Sustainable use is about more than giving hunters what they want, says Byron Pace – it is vital for supporting local communities.
Rain is something I am normally all too happy to see stop. We are used to it in the UK. Rarely do we see protracted periods without rain or feel the effects of limited precipitation.
In other parts of the world, the opposite is the norm. In Namibia, where I spent considerable time this year, they have seen many years of drought conditions (the same is true for many regions of southern Africa).
I saw this first-hand, flying over land parched and baked hard from the relentless sun. The vibrant habitat that should have been teeming with fauna looked tired and devoid of life.
Many private landowners had eradicated or sold their wildlife populations over the proceeding years, hoping to reduce the negative impacts on the habitat. On top of this, supplemental food had become a necessity, at great cost, just to keep the animals alive.
It was heartbreaking to see the stress and burden and loss everywhere you looked. This was true for those managing wildlife privately, or within National Parks, or indeed farmers raising cattle and livestock.
This gave me a new appreciation for something we so often take for granted at home. Water is rarely a consideration. I don’t think I have ever been so appreciative of rain as a few days before writing this article, when my friends around Namibia rejoiced at the arrival of water falling from the sky.

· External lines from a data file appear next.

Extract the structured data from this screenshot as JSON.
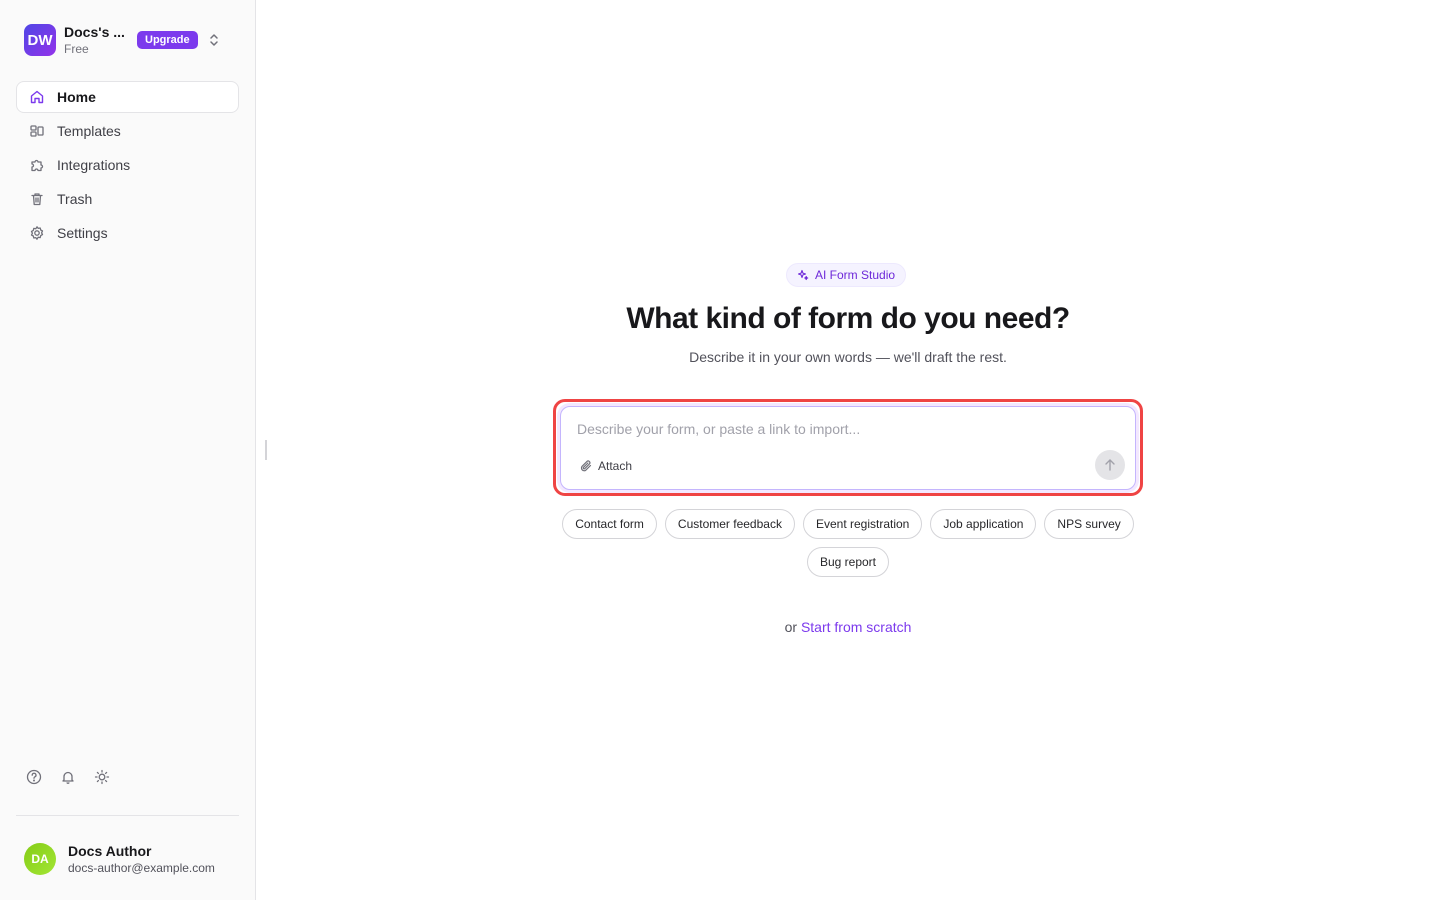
{
  "workspace": {
    "initials": "DW",
    "name": "Docs's ...",
    "plan": "Free",
    "upgrade_label": "Upgrade",
    "switcher_icon": "chevrons-up-down-icon"
  },
  "nav": {
    "items": [
      {
        "label": "Home",
        "icon": "home-icon",
        "active": true
      },
      {
        "label": "Templates",
        "icon": "templates-icon",
        "active": false
      },
      {
        "label": "Integrations",
        "icon": "puzzle-icon",
        "active": false
      },
      {
        "label": "Trash",
        "icon": "trash-icon",
        "active": false
      },
      {
        "label": "Settings",
        "icon": "gear-icon",
        "active": false
      }
    ]
  },
  "utility_icons": [
    "help-icon",
    "bell-icon",
    "sun-icon"
  ],
  "user": {
    "initials": "DA",
    "name": "Docs Author",
    "email": "docs-author@example.com"
  },
  "main": {
    "badge": "AI Form Studio",
    "title": "What kind of form do you need?",
    "subtitle": "Describe it in your own words — we'll draft the rest.",
    "prompt_placeholder": "Describe your form, or paste a link to import...",
    "prompt_value": "",
    "attach_label": "Attach",
    "suggestions": [
      "Contact form",
      "Customer feedback",
      "Event registration",
      "Job application",
      "NPS survey",
      "Bug report"
    ],
    "scratch_prefix": "or",
    "scratch_link": "Start from scratch"
  },
  "colors": {
    "accent": "#7c3aed",
    "highlight_outline": "#ef4444"
  }
}
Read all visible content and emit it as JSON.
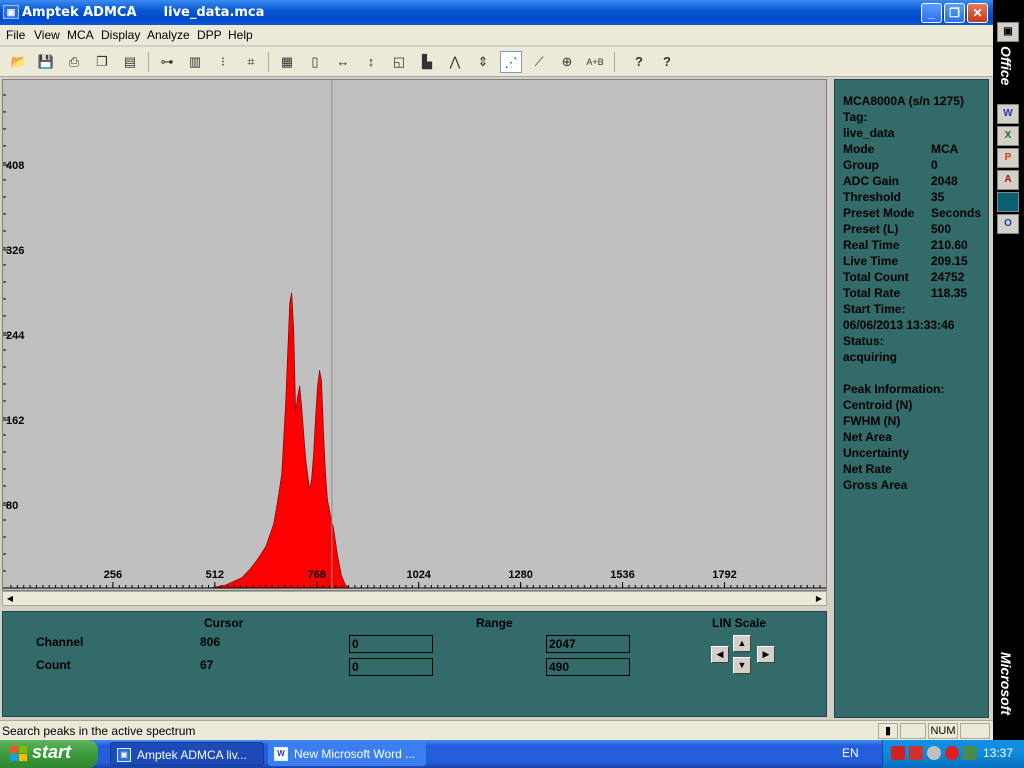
{
  "window": {
    "app_name": "Amptek ADMCA",
    "file_name": "live_data.mca",
    "minimize": "_",
    "maximize": "❐",
    "close": "✕"
  },
  "menu": [
    "File",
    "View",
    "MCA",
    "Display",
    "Analyze",
    "DPP",
    "Help"
  ],
  "toolbar_icons": [
    "open-icon",
    "save-icon",
    "print-icon",
    "copy-icon",
    "properties-icon",
    "connect-icon",
    "acquire-icon",
    "traffic-light-icon",
    "clear-icon",
    "color-icon",
    "list-icon",
    "horizontal-zoom-icon",
    "vertical-zoom-icon",
    "fit-icon",
    "bars-icon",
    "peaks-icon",
    "autoscale-icon",
    "points-icon",
    "line-icon",
    "zoom-icon",
    "a-plus-b-icon",
    "help-icon",
    "context-help-icon"
  ],
  "toolbar_glyphs": {
    "a_plus_b": "A+B",
    "help": "?",
    "context_help": "?"
  },
  "chart_data": {
    "type": "area",
    "title": "",
    "xlabel": "",
    "ylabel": "",
    "xlim": [
      0,
      2047
    ],
    "ylim": [
      0,
      490
    ],
    "x_ticks": [
      256,
      512,
      768,
      1024,
      1280,
      1536,
      1792
    ],
    "y_ticks": [
      80,
      162,
      244,
      326,
      408
    ],
    "grid": false,
    "cursor_channel": 806,
    "fill_color": "#ff0000",
    "background": "#c0c0c0",
    "series": [
      {
        "x": [
          0,
          500,
          540,
          580,
          600,
          620,
          640,
          660,
          670,
          680,
          690,
          700,
          705,
          710,
          715,
          720,
          725,
          730,
          740,
          750,
          755,
          760,
          765,
          770,
          775,
          780,
          785,
          790,
          795,
          800,
          805,
          810,
          820,
          830,
          840,
          850,
          2047
        ],
        "y": [
          0,
          0,
          3,
          10,
          18,
          28,
          40,
          62,
          85,
          110,
          180,
          275,
          285,
          250,
          170,
          185,
          195,
          175,
          125,
          95,
          105,
          130,
          165,
          195,
          210,
          200,
          150,
          110,
          85,
          75,
          65,
          58,
          32,
          12,
          3,
          0,
          0
        ]
      }
    ]
  },
  "cursor_panel": {
    "cursor_header": "Cursor",
    "range_header": "Range",
    "scale_header": "LIN Scale",
    "channel_label": "Channel",
    "channel_value": "806",
    "count_label": "Count",
    "count_value": "67",
    "channel_range_min": "0",
    "channel_range_max": "2047",
    "count_range_min": "0",
    "count_range_max": "490"
  },
  "info": {
    "device": "MCA8000A (s/n     1275)",
    "tag_label": "Tag:",
    "tag_value": "live_data",
    "rows": [
      {
        "label": "Mode",
        "value": "MCA"
      },
      {
        "label": "Group",
        "value": "0"
      },
      {
        "label": "ADC Gain",
        "value": "2048"
      },
      {
        "label": "Threshold",
        "value": "35"
      },
      {
        "label": "Preset Mode",
        "value": "Seconds"
      },
      {
        "label": "Preset (L)",
        "value": "500"
      },
      {
        "label": "Real Time",
        "value": "210.60"
      },
      {
        "label": "Live Time",
        "value": "209.15"
      },
      {
        "label": "Total Count",
        "value": "24752"
      },
      {
        "label": "Total Rate",
        "value": "118.35"
      }
    ],
    "start_label": "Start Time:",
    "start_value": "06/06/2013 13:33:46",
    "status_label": "Status:",
    "status_value": "acquiring",
    "peak_header": "Peak Information:",
    "peak_rows": [
      "Centroid (N)",
      "FWHM (N)",
      "Net Area",
      "Uncertainty",
      "Net Rate",
      "Gross Area"
    ]
  },
  "statusbar": {
    "message": "Search peaks in the active spectrum",
    "num": "NUM"
  },
  "officebar": {
    "top_label": "Office",
    "bottom_label": "Microsoft",
    "icons": [
      "W",
      "X",
      "P",
      "A",
      "",
      "O"
    ]
  },
  "taskbar": {
    "start": "start",
    "tasks": [
      "Amptek ADMCA     liv...",
      "New Microsoft Word ..."
    ],
    "language": "EN",
    "clock": "13:37"
  }
}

The dams were once again full and life had started to emerge from the aftermath of the drought. I can’t even begin to understand how they must be feeling right now.
It brings to the fore several interesting points, not the least of which is whether our changing climate will result in once-thriving areas of Africa having to accept a new normality.
One where lower wildlife population densities are necessary to cope with the limited rainfall and a resulting reduction in carrying capacity.
This could see a shift in wildlife to more central regions. The problem here, as is well documented, is that as you move into central Africa, the issues around wildlife security and poaching increase.
Another interesting aspect around these extreme conditions is how we best harness and use landscapes in a way that not only helps to support the people living there, but humanity as a whole. By “best harness” I of course mean in a way that doesn’t negatively impact that environment or the wildlife in it.
Some may say that the only real way to do that is to extract ourselves from it entirely and let nature do its thing – what we often refer to as rewilding.
Like it or not, we live in the Anthropocene, and the effects of humans on the planet are everywhere to see. As I have said before, the most irresponsible thing we could possibly do is have a hands-off approach.
What we should discuss far more than we do, is how we work in better harmony with the landscape and the wildlife, accepting we are part of that story, and that means managing long-term sustainable use programmes.
I have long said that acknowledging this, and the role hunting plays in the sustainable use of wildlife, forms a crucial part of environmental sustainability.
The benefits are multi-faceted, from the provision of food to management funding, and a consideration of the fact that native wildlife is far more environmentally sympathetic than livestock. Though hunting isn’t explicitly mentioned, a new study certainly points in this direction.
To be published by the Intergovernmental Science Policy Platform on Biodiversity (IPBES), the title of the study and forthcoming paper in 2022 is the Sustainable Use of Wild Species Assessment.
An overview of the project can be found on International Institute for Sustainable Development website, which is focused on providing a resource centre and commentary on the United Nations 2030 agenda for sustainable development around the world.
The truncated version of the initial review suggested that the “sustainable use of wildlife is key to achieve sustainable development”. Of course, sustainable use is far reaching, with wild species providing more than half the world’s seafood as well as timber and energy.
As is pointed out by the authors, “In our increasingly developed, tech-focused and industrialised world, it may be a surprise to learn that billions of people globally still rely on wild species for their nutrition, health and well-being.”
Beyond the obvious benefits as a source of food and shelter, the report digs deeper into the social importance of sustainable use. “For many indigenous peoples and local communities, the use of wild species is inextricably entwined in culture and identity.
Even more broadly in society, the use of wild species provides non-material contributions, by enriching people’s physical and psychological experiences, including their religious and ceremonial lives.
This means that the use of wild species fulfills many different human needs and that policies and decisions relating to such use have consequences affecting health, food security, poverty alleviation and general well-being.”
There were, however, a couple of key lines in the review that rang very true to much of the discussion we have in these pages. “Human uses of wild species are not always and everywhere destructive and there are many examples where wild species have depended on human use for their survival.
“This is becoming more apparent as we recognise that landscapes have been managed by people over thousands of years, even in areas we sometime perceive as wilderness.”
There is a role for hunting in the future, and this direction will form the backbone of that future. It is clear to me, that framed in the correct context, our role as hunters can play an integral part in forming a better future for everyone. It is a complicated story and one in which we undoubtedly face many challenges– not least the continuing moral issue around trophy hunting.
The final few words of the review identify the need to establish approaches of management that are well thought out and based on science. “The complex social and environmental issues related to the use of wild species won’t be solved by implementing simple and often ineffective policies.” Sadly, ineffective policies usually claim wildlife as their primary victims.